# DATA EXTRACT:
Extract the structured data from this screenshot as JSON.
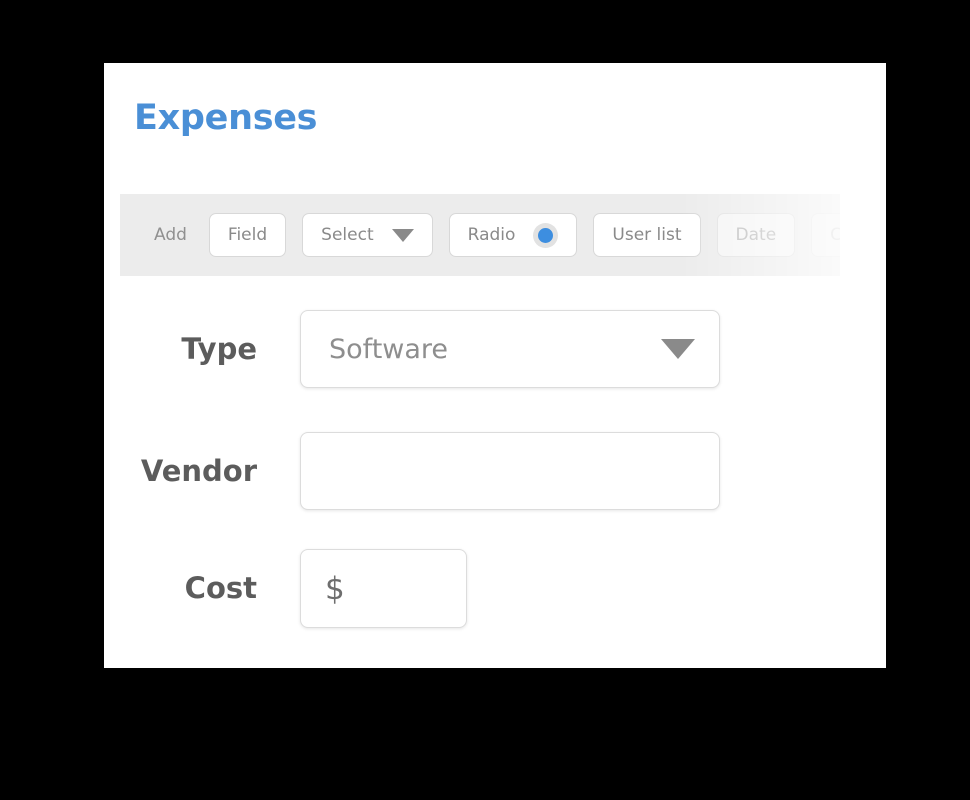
{
  "page": {
    "title": "Expenses",
    "title_color": "#4a8fd6",
    "background_color": "#000000",
    "card_background": "#ffffff"
  },
  "toolbar": {
    "background_color": "#ececec",
    "add_label": "Add",
    "buttons": [
      {
        "label": "Field",
        "icon": null,
        "opacity": "full"
      },
      {
        "label": "Select",
        "icon": "caret-down-icon",
        "opacity": "full"
      },
      {
        "label": "Radio",
        "icon": "radio-selected-icon",
        "opacity": "full"
      },
      {
        "label": "User list",
        "icon": null,
        "opacity": "full"
      },
      {
        "label": "Date",
        "icon": null,
        "opacity": "faded"
      },
      {
        "label": "Currency",
        "icon": null,
        "opacity": "more-faded"
      }
    ],
    "radio_dot_color": "#3d8ee0"
  },
  "form": {
    "rows": [
      {
        "label": "Type",
        "value": "Software",
        "placeholder": "",
        "control": "select"
      },
      {
        "label": "Vendor",
        "value": "",
        "placeholder": "",
        "control": "text"
      },
      {
        "label": "Cost",
        "value": "",
        "prefix": "$",
        "control": "currency"
      }
    ]
  }
}
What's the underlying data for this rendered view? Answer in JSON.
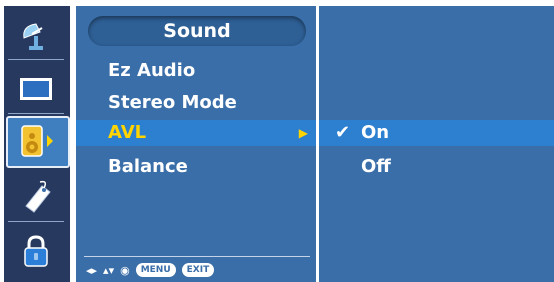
{
  "menu": {
    "title": "Sound",
    "items": [
      {
        "label": "Ez Audio"
      },
      {
        "label": "Stereo Mode"
      },
      {
        "label": "AVL"
      },
      {
        "label": "Balance"
      }
    ],
    "selected_index": 2,
    "selected_arrow": "▶"
  },
  "sidebar": {
    "items": [
      {
        "icon": "satellite-dish-icon"
      },
      {
        "icon": "screen-icon"
      },
      {
        "icon": "speaker-icon"
      },
      {
        "icon": "tag-icon"
      },
      {
        "icon": "lock-icon"
      }
    ],
    "selected_index": 2
  },
  "submenu": {
    "options": [
      {
        "label": "On",
        "check": "✔"
      },
      {
        "label": "Off"
      }
    ],
    "selected_index": 0
  },
  "footer": {
    "nav_arrows": "◂▸",
    "updown_arrows": "▴▾",
    "ok_symbol": "◉",
    "menu_label": "MENU",
    "exit_label": "EXIT"
  },
  "colors": {
    "panel": "#3a6ea8",
    "highlight": "#2d7fd0",
    "selected_text": "#ffd400",
    "sidebar": "#27395e"
  }
}
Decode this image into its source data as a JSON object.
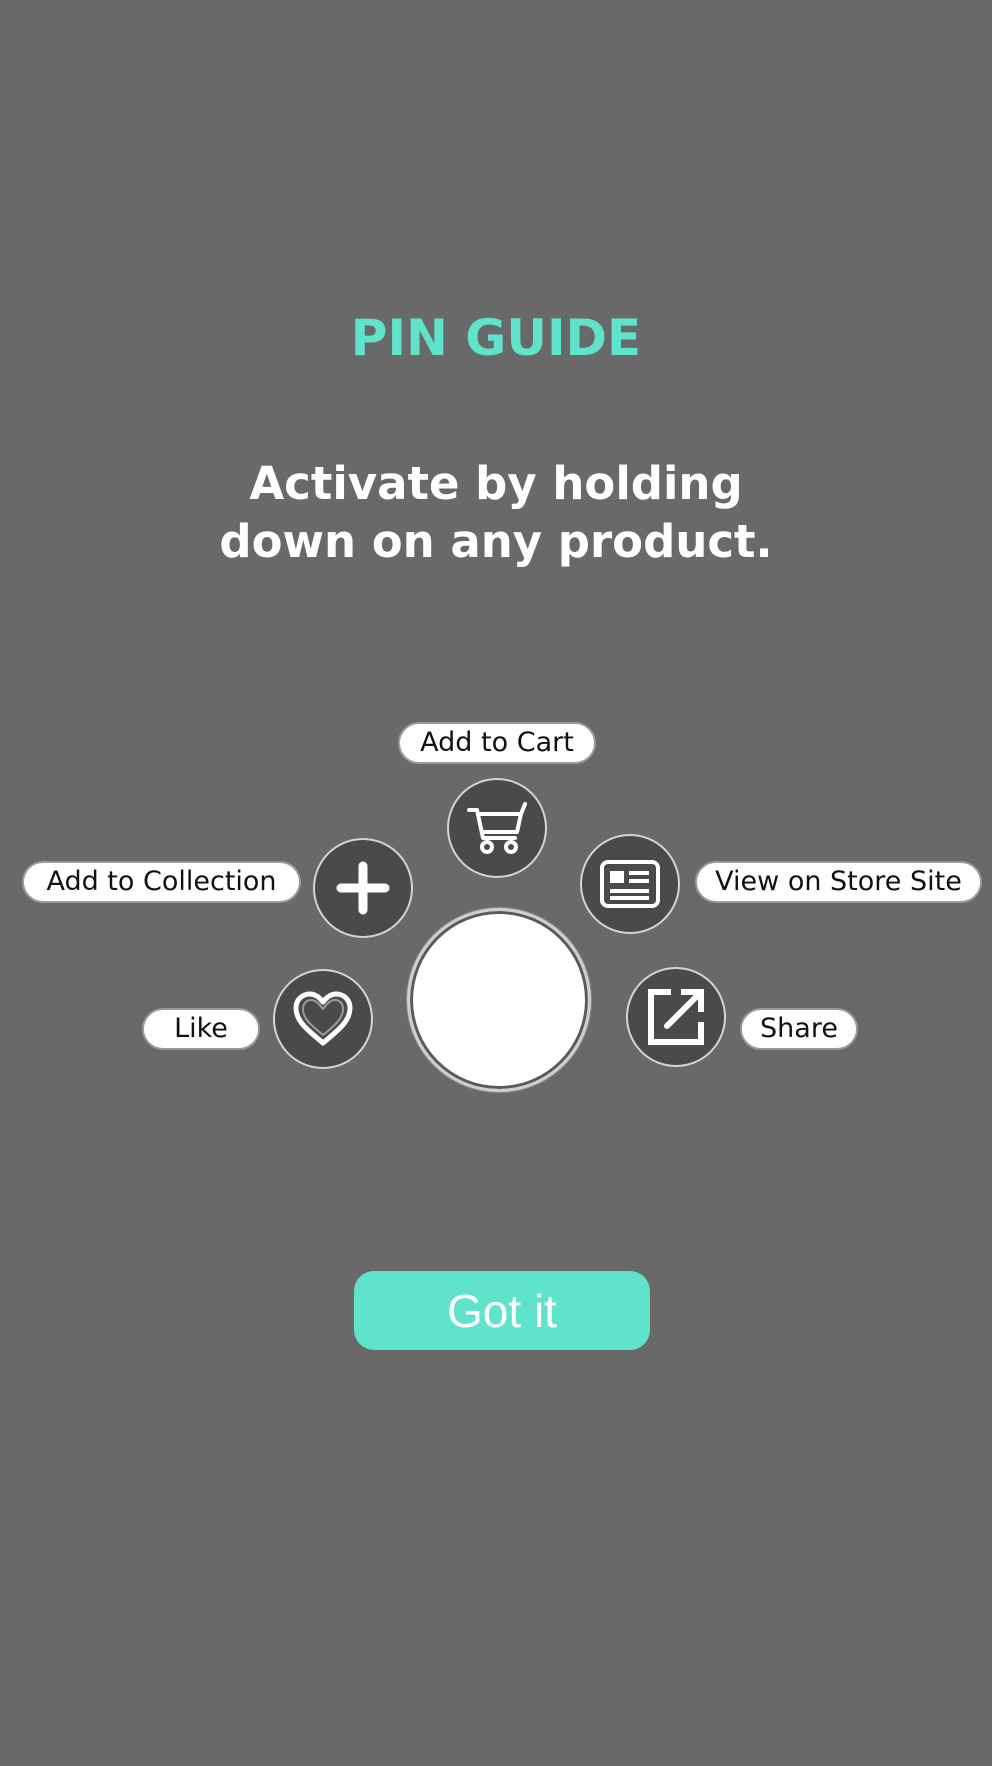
{
  "guide": {
    "title": "PIN GUIDE",
    "subtitle_line1": "Activate by holding",
    "subtitle_line2": "down on any product."
  },
  "actions": {
    "add_to_cart": {
      "label": "Add to Cart",
      "icon": "cart-icon"
    },
    "add_to_collection": {
      "label": "Add to Collection",
      "icon": "plus-icon"
    },
    "view_on_store_site": {
      "label": "View on Store Site",
      "icon": "article-icon"
    },
    "like": {
      "label": "Like",
      "icon": "heart-icon"
    },
    "share": {
      "label": "Share",
      "icon": "share-icon"
    }
  },
  "confirm": {
    "label": "Got it"
  },
  "colors": {
    "background": "#696969",
    "accent": "#5fe3cb",
    "icon_bg": "#4a4a4a"
  }
}
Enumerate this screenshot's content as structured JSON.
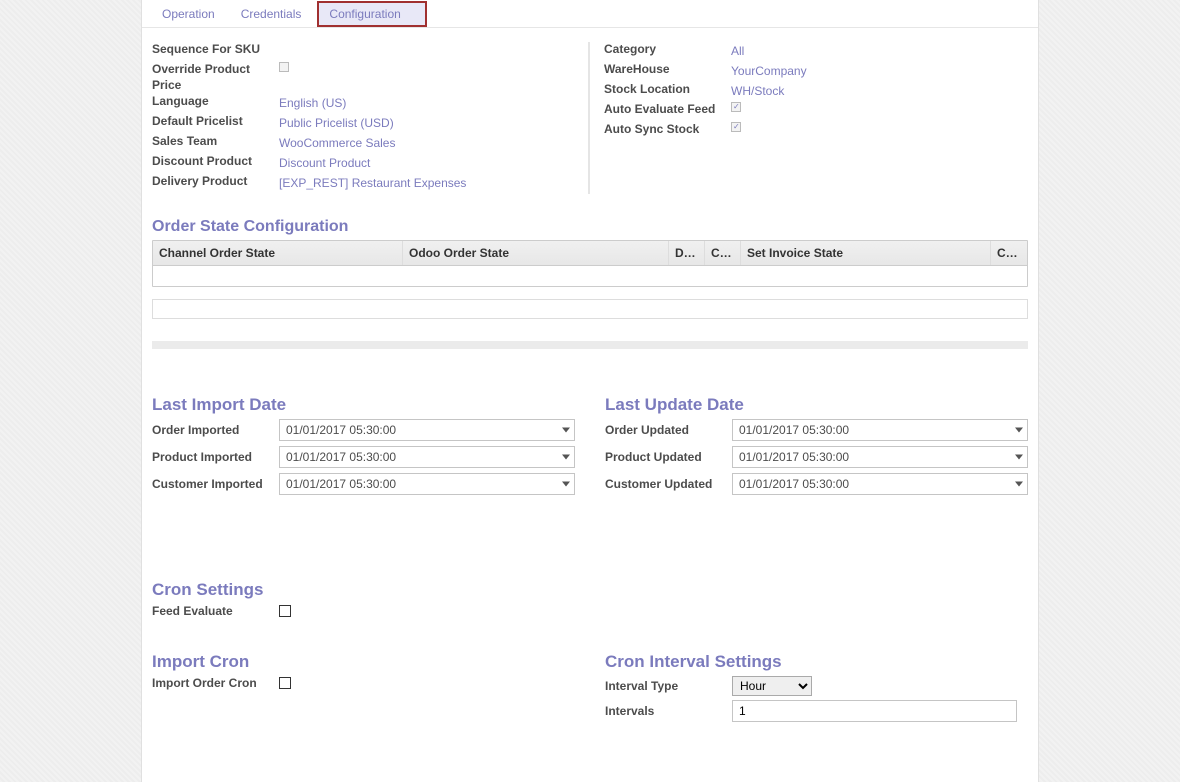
{
  "tabs": {
    "operation": "Operation",
    "credentials": "Credentials",
    "configuration": "Configuration"
  },
  "left_fields": {
    "sequence_sku": "Sequence For SKU",
    "override_price": "Override Product Price",
    "language": "Language",
    "language_val": "English (US)",
    "pricelist": "Default Pricelist",
    "pricelist_val": "Public Pricelist (USD)",
    "sales_team": "Sales Team",
    "sales_team_val": "WooCommerce Sales",
    "discount_product": "Discount Product",
    "discount_product_val": "Discount Product",
    "delivery_product": "Delivery Product",
    "delivery_product_val": "[EXP_REST] Restaurant Expenses"
  },
  "right_fields": {
    "category": "Category",
    "category_val": "All",
    "warehouse": "WareHouse",
    "warehouse_val": "YourCompany",
    "stock_location": "Stock Location",
    "stock_location_val": "WH/Stock",
    "auto_eval": "Auto Evaluate Feed",
    "auto_sync": "Auto Sync Stock"
  },
  "order_state_heading": "Order State Configuration",
  "table": {
    "c1": "Channel Order State",
    "c2": "Odoo Order State",
    "c3": "Defa…",
    "c4": "Cre…",
    "c5": "Set Invoice State",
    "c6": "Cre…"
  },
  "last_import_heading": "Last Import Date",
  "last_update_heading": "Last Update Date",
  "import": {
    "order_lbl": "Order Imported",
    "product_lbl": "Product Imported",
    "customer_lbl": "Customer Imported",
    "order_val": "01/01/2017 05:30:00",
    "product_val": "01/01/2017 05:30:00",
    "customer_val": "01/01/2017 05:30:00"
  },
  "update": {
    "order_lbl": "Order Updated",
    "product_lbl": "Product Updated",
    "customer_lbl": "Customer Updated",
    "order_val": "01/01/2017 05:30:00",
    "product_val": "01/01/2017 05:30:00",
    "customer_val": "01/01/2017 05:30:00"
  },
  "cron_settings_heading": "Cron Settings",
  "feed_evaluate": "Feed Evaluate",
  "import_cron_heading": "Import Cron",
  "import_order_cron": "Import Order Cron",
  "cron_interval_heading": "Cron Interval Settings",
  "interval_type": "Interval Type",
  "interval_type_val": "Hour",
  "intervals": "Intervals",
  "intervals_val": "1"
}
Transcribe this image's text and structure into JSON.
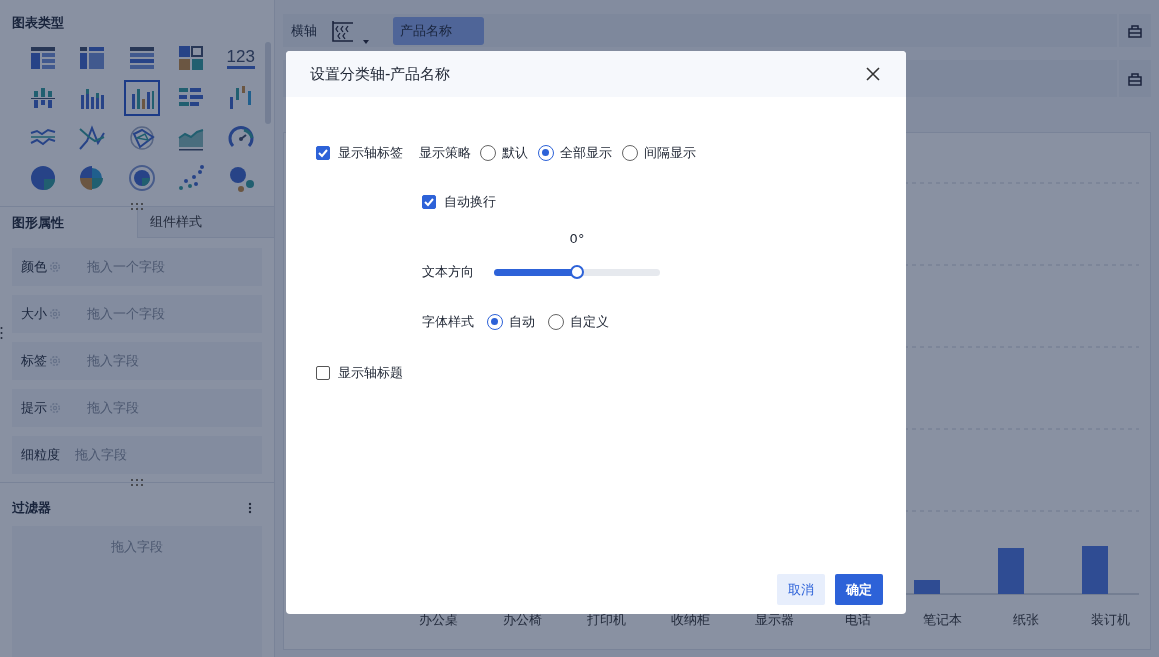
{
  "chart_types": {
    "title": "图表类型",
    "items": [
      {
        "kind": "table",
        "selected": false
      },
      {
        "kind": "cross-table",
        "selected": false
      },
      {
        "kind": "detail-table",
        "selected": false
      },
      {
        "kind": "dashboard",
        "selected": false
      },
      {
        "kind": "number",
        "label": "123",
        "selected": false
      },
      {
        "kind": "diverging-bar",
        "selected": false
      },
      {
        "kind": "stacked-bar",
        "selected": false
      },
      {
        "kind": "grouped-bar",
        "selected": true
      },
      {
        "kind": "horizontal-bar",
        "selected": false
      },
      {
        "kind": "waterfall",
        "selected": false
      },
      {
        "kind": "line",
        "selected": false
      },
      {
        "kind": "cross-line",
        "selected": false
      },
      {
        "kind": "radar",
        "selected": false
      },
      {
        "kind": "area",
        "selected": false
      },
      {
        "kind": "gauge",
        "selected": false
      },
      {
        "kind": "pie",
        "selected": false
      },
      {
        "kind": "rose",
        "selected": false
      },
      {
        "kind": "ring",
        "selected": false
      },
      {
        "kind": "scatter",
        "selected": false
      },
      {
        "kind": "bubble",
        "selected": false
      }
    ]
  },
  "property_tabs": [
    {
      "label": "图形属性",
      "selected": true
    },
    {
      "label": "组件样式",
      "selected": false
    }
  ],
  "property_fields": [
    {
      "label": "颜色",
      "settings": true,
      "placeholder": "拖入一个字段"
    },
    {
      "label": "大小",
      "settings": true,
      "placeholder": "拖入一个字段"
    },
    {
      "label": "标签",
      "settings": true,
      "placeholder": "拖入字段"
    },
    {
      "label": "提示",
      "settings": true,
      "placeholder": "拖入字段"
    },
    {
      "label": "细粒度",
      "settings": false,
      "placeholder": "拖入字段"
    }
  ],
  "filter": {
    "title": "过滤器",
    "placeholder": "拖入字段"
  },
  "axis_bar": {
    "label": "横轴",
    "field": "产品名称"
  },
  "chart": {
    "categories": [
      "办公桌",
      "办公椅",
      "打印机",
      "收纳柜",
      "显示器",
      "电话",
      "笔记本",
      "纸张",
      "装订机"
    ]
  },
  "dialog": {
    "title": "设置分类轴-产品名称",
    "show_labels": {
      "label": "显示轴标签",
      "checked": true
    },
    "strategy": {
      "label": "显示策略",
      "options": [
        {
          "label": "默认",
          "selected": false
        },
        {
          "label": "全部显示",
          "selected": true
        },
        {
          "label": "间隔显示",
          "selected": false
        }
      ]
    },
    "wrap": {
      "label": "自动换行",
      "checked": true
    },
    "direction": {
      "label": "文本方向",
      "reading": "0°",
      "level": 0.5
    },
    "font_style": {
      "label": "字体样式",
      "options": [
        {
          "label": "自动",
          "selected": true
        },
        {
          "label": "自定义",
          "selected": false
        }
      ]
    },
    "show_title": {
      "label": "显示轴标题",
      "checked": false
    },
    "buttons": [
      {
        "label": "取消",
        "kind": "secondary"
      },
      {
        "label": "确定",
        "kind": "primary"
      }
    ]
  }
}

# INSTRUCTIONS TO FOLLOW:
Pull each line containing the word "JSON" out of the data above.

# ANSWER SPACE:
Extract the structured data from this screenshot as JSON.
What's the underlying data for this rendered view? Answer in JSON.
Decode this image into its source data as a JSON object.
Enumerate this screenshot's content as structured JSON.
Transcribe this image's text and structure into JSON.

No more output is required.